(mini)GIG REVIEW: James Blake @ Rough Trade East
A queue longer than I had ever imagined had gathered outside Rough Trade East for this special in-store gig from James Blake on the day of release for his self-title debut album. After waiting for about 15 minutes, whilst watching many of those without the required wristbands, that you received from the store once purchasing the album, be turned away. By the time I had got in a substantial crowd had already formed around the small stage and unsurprisingly I struggled for a view.
This was probably the first gig I’ve ever attended alone, but the love of music easily brings people together and it wasn’t long before I started speaking with another view-struggling attendee. It was hard for this not to feel like some important moment, a landmark, especially for Blake. If this album’s launch is successful, which I very much hope it is, I doubt we’ll get the chance to see him live in such a small setting for a very long time.
Opening his set with “Unluck”, Blake and his backing band seemed a lot more energetic and lively than during their set at the Gilles Peterson awards and you could visibly tell that Blake and his compadres have really gotten into the groove of playing live and performing the material from this fantastic album. After informing the audience that “You’ll probably know this one,” the group of course broke out into Blake’s rendition of Limit To Your Love, a song that deserves to be heard in such an environment, the song’s immense bass benefitting from the stage’s sound system.
Nervously shuffling in his seat, Blake quickly realised that “I’m over here still actually”, turning back to his original position before kicking off a solo rendition of “Give Me My Month” whilst his band-mates watched on. It’s a song of beauty that was over in a heartbeat, which had everyone hanging off his softly sung words. “To Care (Like You)” was the night’s next song, which had Blake utilising a sampler more than when I had saw his set prior. This was another minor touch that improved the performance, with the vocals more closely resembling those on the album, as Blake’s live act goes from strength to strength.
Next up was the repetitious “I Never Learnt To Share”, a song built around the refrain of “My Brother and my Sister, don’t speak to me, but I don’t blame them”. What was done here better than at Gilles Peterson’s Awards Show was the layering and manipulation of Blake’s vocals. Again, much like the album, the song stood out a lot stronger because of these certain elements being defined. Continuing with the auto-tuned two-parter “Lindisfarne”, the repeated “Beacon don’t fly too high,” was a truly refined moment, with a sense of emotional weight behind Blake’s words that has made me adore these two songs even more.

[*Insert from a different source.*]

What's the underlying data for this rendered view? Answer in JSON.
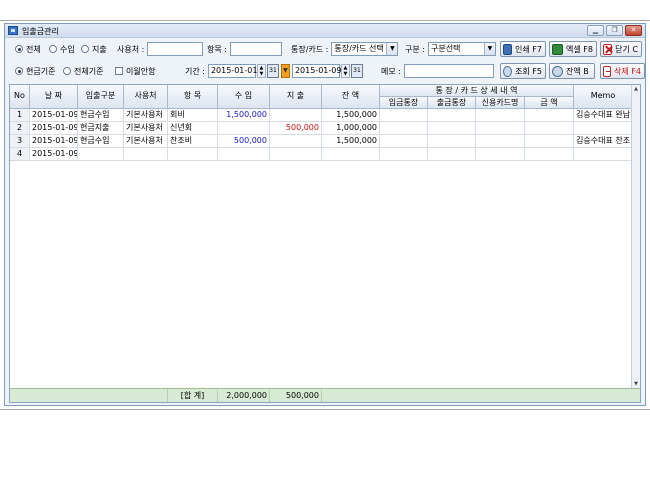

Before finishing the set Blake took a moment to thank the crowd, obviously jubilant that people have actually bought his album. It was almost as if he was addressing the crowd as the sole owners, the only ones who had purchased it and appreciated his music, he obviously hadn’t seen the amount of people without Rough Trade wristbands trying, and failing to get in. “The Wilhelm Scream”, was the obvious end of the night, the forthcoming father-influenced single, that dare I say it, is having a bigger impression than “Limit To Your Love” had. Those now very familiar lyrics, “I don’t know about my dreams, I don’t know about my dreaming anymore,” were sung with real significance and the crowd broke out in to the biggest cheer of the night. James Blake has already confirmed himself as an act to witness this year with his debut album, but with a live act that seems to be going from strength to strength, you’d be a fool to miss him. Listen below to a recent live rendition of Lindisfarne and a cover of Joni Mitchell.
A Case Of You (Joni Mitchell Cover)